What advisers should know before recommending buy-to-let

This article is part of
The state of the UK's buy-to-let market

What advisers should know before recommending buy-to-let

Advisers who are approached by their clients about building up a buy-to-let portfolio will want to be armed with as much up-to-date information on both the client’s circumstances and the state of the market in the UK.

In a market such as this, which is changing all the time, it is vital to keep on top of any new policy, regulation or tax guidelines – now more so than ever.

What should advisers know before recommending buy-to-let?

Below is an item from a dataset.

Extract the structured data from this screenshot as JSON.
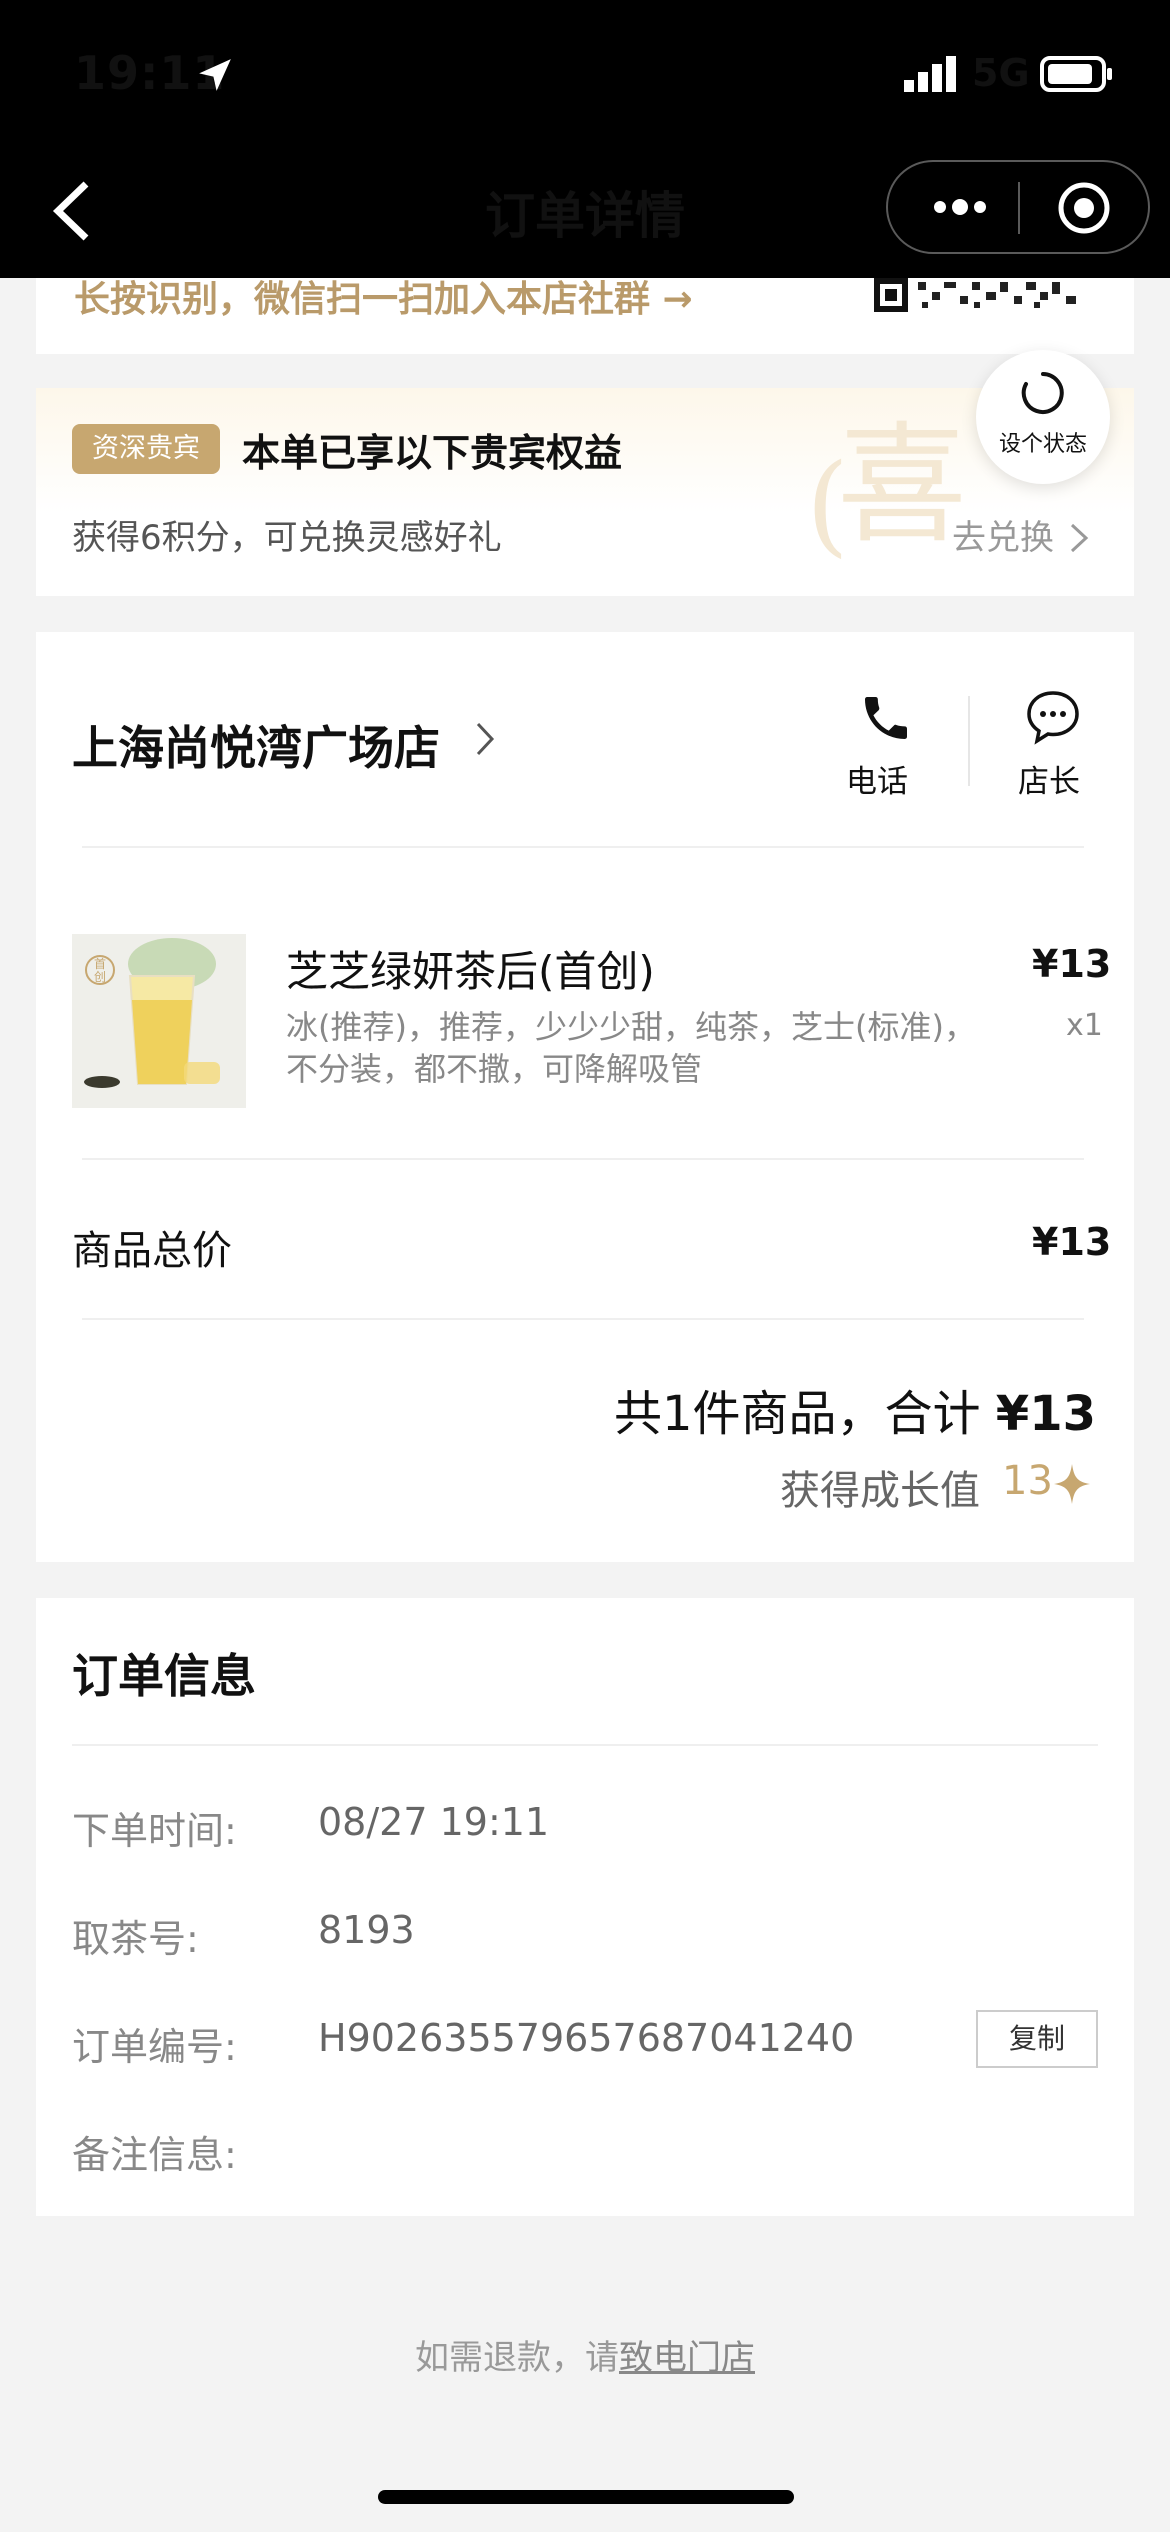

Advisers need to have a thorough understanding of their customers’ circumstances and financial affairs, particularly whether they are a higher or lower rate tax payer – and if they are a lower rate payer, whether the income from a buy-to-let property could push them into the higher rate bracket,” says John Phillips, group operations director for Spicer Haart and Just Mortgages.

He recommends that potential landlords also get tax advice from a qualified accountant before buying their property.

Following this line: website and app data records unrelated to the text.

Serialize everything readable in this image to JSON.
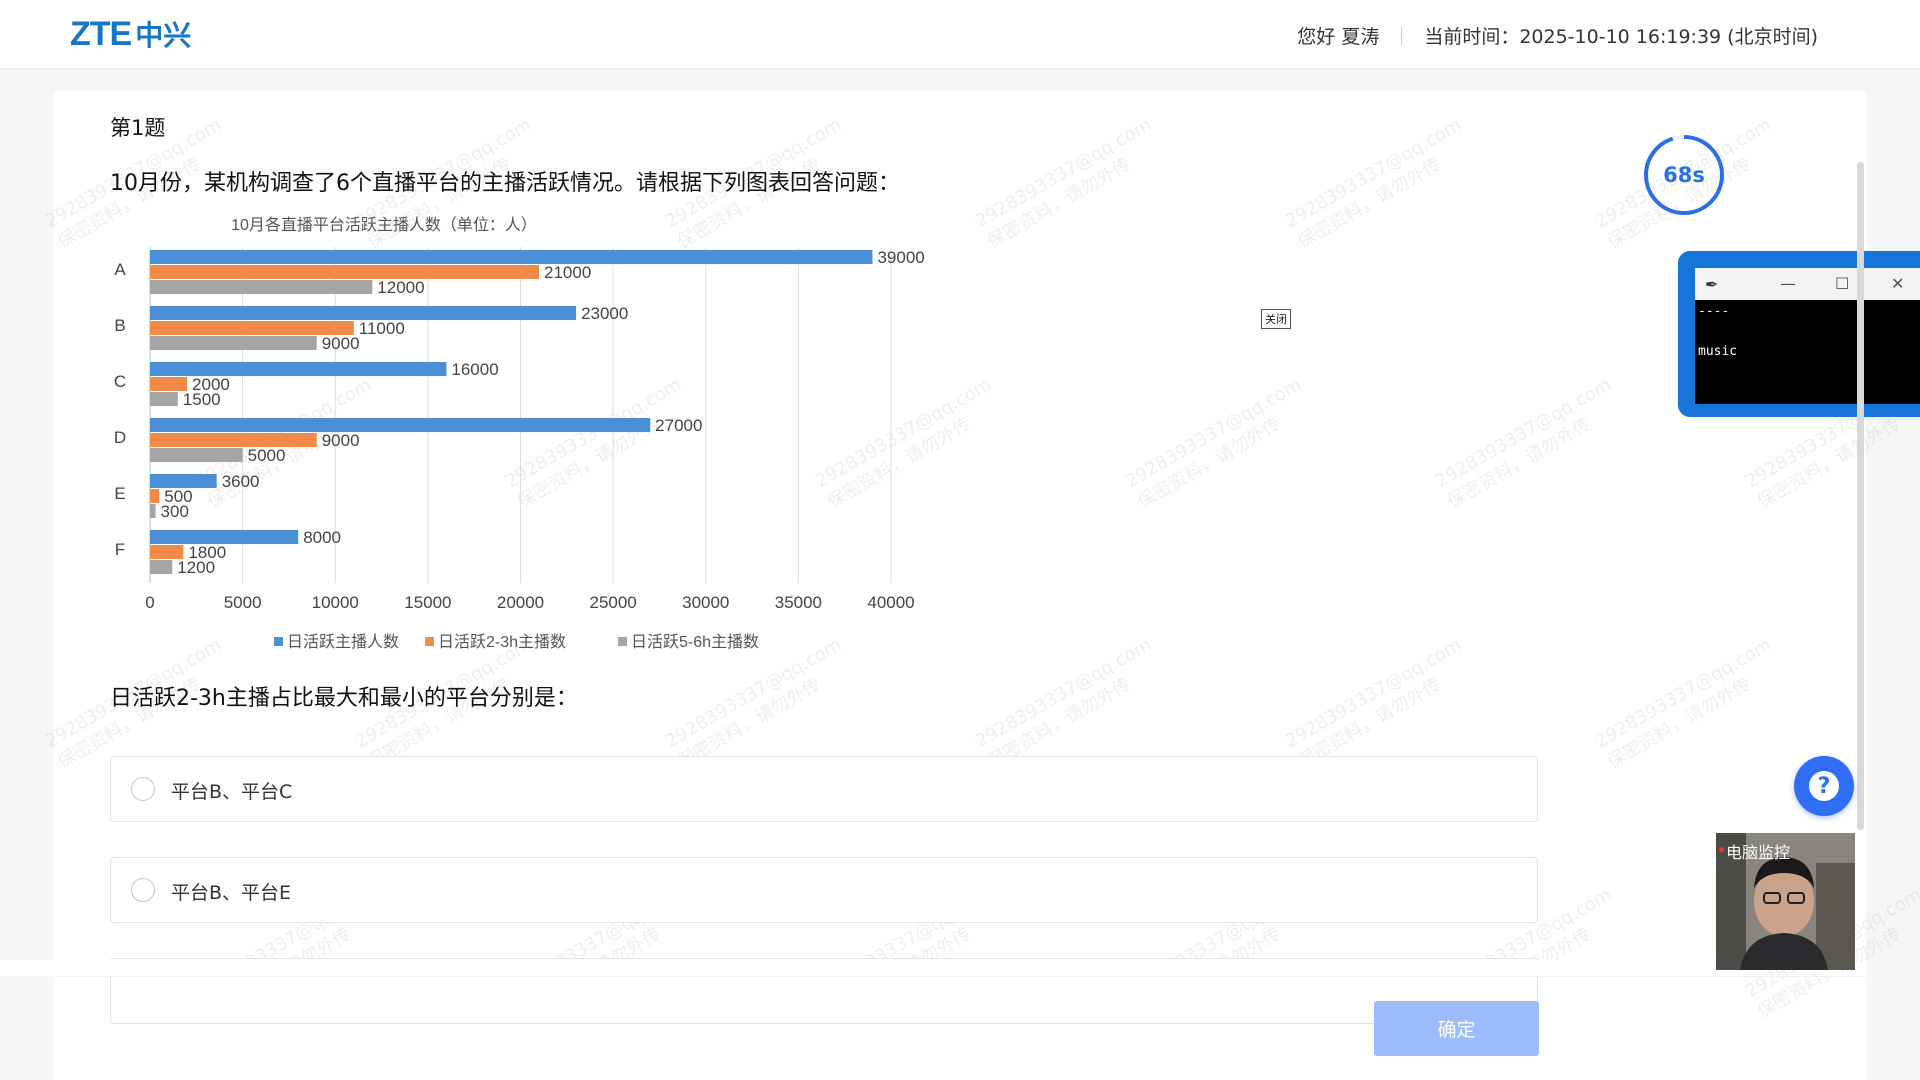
{
  "header": {
    "brand_latin": "ZTE",
    "brand_cn": "中兴",
    "greeting": "您好 夏涛",
    "time_label": "当前时间：2025-10-10 16:19:39 (北京时间)"
  },
  "question": {
    "number_label": "第1题",
    "stem": "10月份，某机构调查了6个直播平台的主播活跃情况。请根据下列图表回答问题：",
    "ask": "日活跃2-3h主播占比最大和最小的平台分别是：",
    "options": [
      {
        "label": "平台B、平台C",
        "selected": false
      },
      {
        "label": "平台B、平台E",
        "selected": false
      }
    ]
  },
  "timer": {
    "label": "68s",
    "progress": 0.95,
    "color": "#2a6fe8"
  },
  "confirm_label": "确定",
  "close_label": "关闭",
  "terminal": {
    "line1": "----",
    "line2": "music"
  },
  "webcam_label": "电脑监控",
  "watermark": {
    "line1": "2928393337@qq.com",
    "line2": "保密资料，请勿外传"
  },
  "colors": {
    "brand": "#1677c8",
    "accent": "#2f6ef5",
    "confirm_bg": "#9cbcfd"
  },
  "chart_data": {
    "type": "bar",
    "orientation": "horizontal",
    "title": "10月各直播平台活跃主播人数（单位：人）",
    "categories": [
      "A",
      "B",
      "C",
      "D",
      "E",
      "F"
    ],
    "series": [
      {
        "name": "日活跃主播人数",
        "color": "#4a8fd6",
        "values": [
          39000,
          23000,
          16000,
          27000,
          3600,
          8000
        ]
      },
      {
        "name": "日活跃2-3h主播数",
        "color": "#f08a46",
        "values": [
          21000,
          11000,
          2000,
          9000,
          500,
          1800
        ]
      },
      {
        "name": "日活跃5-6h主播数",
        "color": "#a5a5a5",
        "values": [
          12000,
          9000,
          1500,
          5000,
          300,
          1200
        ]
      }
    ],
    "xlim": [
      0,
      40000
    ],
    "xticks": [
      "0",
      "5000",
      "10000",
      "15000",
      "20000",
      "25000",
      "30000",
      "35000",
      "40000"
    ],
    "grid": true,
    "legend_position": "bottom"
  }
}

“In addition to this of course, advisers need to know the market and their products,” Mr Phillips notes. “With criteria changing all the time and getting much more stringent in many cases, advisers need to know which lenders need evidence of income as well as being able to get the rental returns.

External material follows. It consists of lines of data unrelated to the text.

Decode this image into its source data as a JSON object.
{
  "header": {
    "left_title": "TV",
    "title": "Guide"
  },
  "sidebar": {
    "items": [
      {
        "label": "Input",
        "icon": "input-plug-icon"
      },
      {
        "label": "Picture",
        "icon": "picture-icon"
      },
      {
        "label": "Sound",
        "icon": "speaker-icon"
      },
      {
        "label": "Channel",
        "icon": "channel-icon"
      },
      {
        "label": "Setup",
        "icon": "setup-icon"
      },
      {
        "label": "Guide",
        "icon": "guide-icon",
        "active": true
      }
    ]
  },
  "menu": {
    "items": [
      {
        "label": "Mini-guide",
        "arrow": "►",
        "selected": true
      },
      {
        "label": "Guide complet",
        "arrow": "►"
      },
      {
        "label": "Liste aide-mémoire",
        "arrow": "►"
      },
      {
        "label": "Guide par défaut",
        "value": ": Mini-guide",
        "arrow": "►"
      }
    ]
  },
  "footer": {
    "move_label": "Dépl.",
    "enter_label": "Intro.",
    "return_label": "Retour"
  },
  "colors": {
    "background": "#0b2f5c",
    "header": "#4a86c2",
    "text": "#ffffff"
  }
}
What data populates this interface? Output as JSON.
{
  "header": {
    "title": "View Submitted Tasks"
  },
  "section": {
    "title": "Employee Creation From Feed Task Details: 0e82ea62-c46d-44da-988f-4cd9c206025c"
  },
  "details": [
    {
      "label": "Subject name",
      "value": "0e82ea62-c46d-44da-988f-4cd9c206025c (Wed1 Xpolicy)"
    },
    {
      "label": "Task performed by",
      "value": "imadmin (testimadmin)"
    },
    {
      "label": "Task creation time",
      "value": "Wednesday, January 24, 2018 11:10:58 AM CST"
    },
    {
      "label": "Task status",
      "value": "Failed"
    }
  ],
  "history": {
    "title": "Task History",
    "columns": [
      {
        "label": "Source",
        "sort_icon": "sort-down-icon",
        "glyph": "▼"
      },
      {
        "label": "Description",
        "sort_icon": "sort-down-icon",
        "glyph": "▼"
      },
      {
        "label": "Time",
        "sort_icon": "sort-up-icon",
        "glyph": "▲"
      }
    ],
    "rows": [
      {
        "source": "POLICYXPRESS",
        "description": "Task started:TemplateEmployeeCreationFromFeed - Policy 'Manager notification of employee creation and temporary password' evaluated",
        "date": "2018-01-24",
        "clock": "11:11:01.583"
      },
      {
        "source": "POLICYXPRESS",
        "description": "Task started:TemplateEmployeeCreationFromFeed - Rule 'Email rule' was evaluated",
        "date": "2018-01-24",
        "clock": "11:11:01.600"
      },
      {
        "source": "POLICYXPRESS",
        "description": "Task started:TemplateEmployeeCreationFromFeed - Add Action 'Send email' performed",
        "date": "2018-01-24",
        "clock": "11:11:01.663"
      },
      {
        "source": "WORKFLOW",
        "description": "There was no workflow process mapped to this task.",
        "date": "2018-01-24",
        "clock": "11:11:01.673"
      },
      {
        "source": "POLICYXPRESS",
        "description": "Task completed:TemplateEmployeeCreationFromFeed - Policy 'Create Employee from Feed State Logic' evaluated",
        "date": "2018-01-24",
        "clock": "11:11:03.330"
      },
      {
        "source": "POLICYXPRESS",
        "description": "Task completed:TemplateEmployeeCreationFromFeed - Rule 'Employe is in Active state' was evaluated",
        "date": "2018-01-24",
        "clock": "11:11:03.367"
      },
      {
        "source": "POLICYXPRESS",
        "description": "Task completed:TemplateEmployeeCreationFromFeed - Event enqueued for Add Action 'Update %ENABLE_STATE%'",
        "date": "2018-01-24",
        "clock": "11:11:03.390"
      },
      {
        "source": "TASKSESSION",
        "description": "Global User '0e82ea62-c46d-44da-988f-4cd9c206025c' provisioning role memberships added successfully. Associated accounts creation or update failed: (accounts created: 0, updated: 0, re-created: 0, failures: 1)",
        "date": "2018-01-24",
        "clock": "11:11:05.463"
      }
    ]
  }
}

"This means they can ensure if their client does want to go ahead with a buy-to-let property, they stand the most chance of being able to get the mortgage they need.”

Assessing suitability

Advisers will need to ask clients a number of questions and clients should come prepared with the answers when discussing the possibility of establishing a buy-to-let portfolio.

Matthew Bird, independent financial planner at Seer Green Financial Planning, encourages advisers to gain full knowledge of a client’s situation to assess the suitability of a buy-to-let investment. 

He suggests the following four questions will help them establish whether buy-to-let investing is suited to their client:

  • How exposed are they to buy-to-let already?
  • Do they have diversified savings in other asset classes?
  • What is their attitude to risk?
  • What are their long-term financial goals?

Clearly, there is a level of risk involved with any type of investment and while investing in property is typically able to provide a steady stream of income, potential buy-to-let investors should be made aware of any pitfalls.

As Mr Bird points out, property can be an illiquid asset.

“If you need to raise capital fast, a property sale can be expensive and time consuming so is only suitable for a long-term investment,” he explains.

“Also, buying property gives you a lack of diversity as it puts a lot of eggs in one basket. You could access a property fund via an Isa or pension, offering you far more liquidity and diversification plus any capital gains or income would be paid tax free.”

Keeping up with changes

With a number of changes already taking place within the buy-to-let market and more due this year, advisers should be aware of how these will affect the advice they offer to clients already investing in buy-to-let, or considering doing so.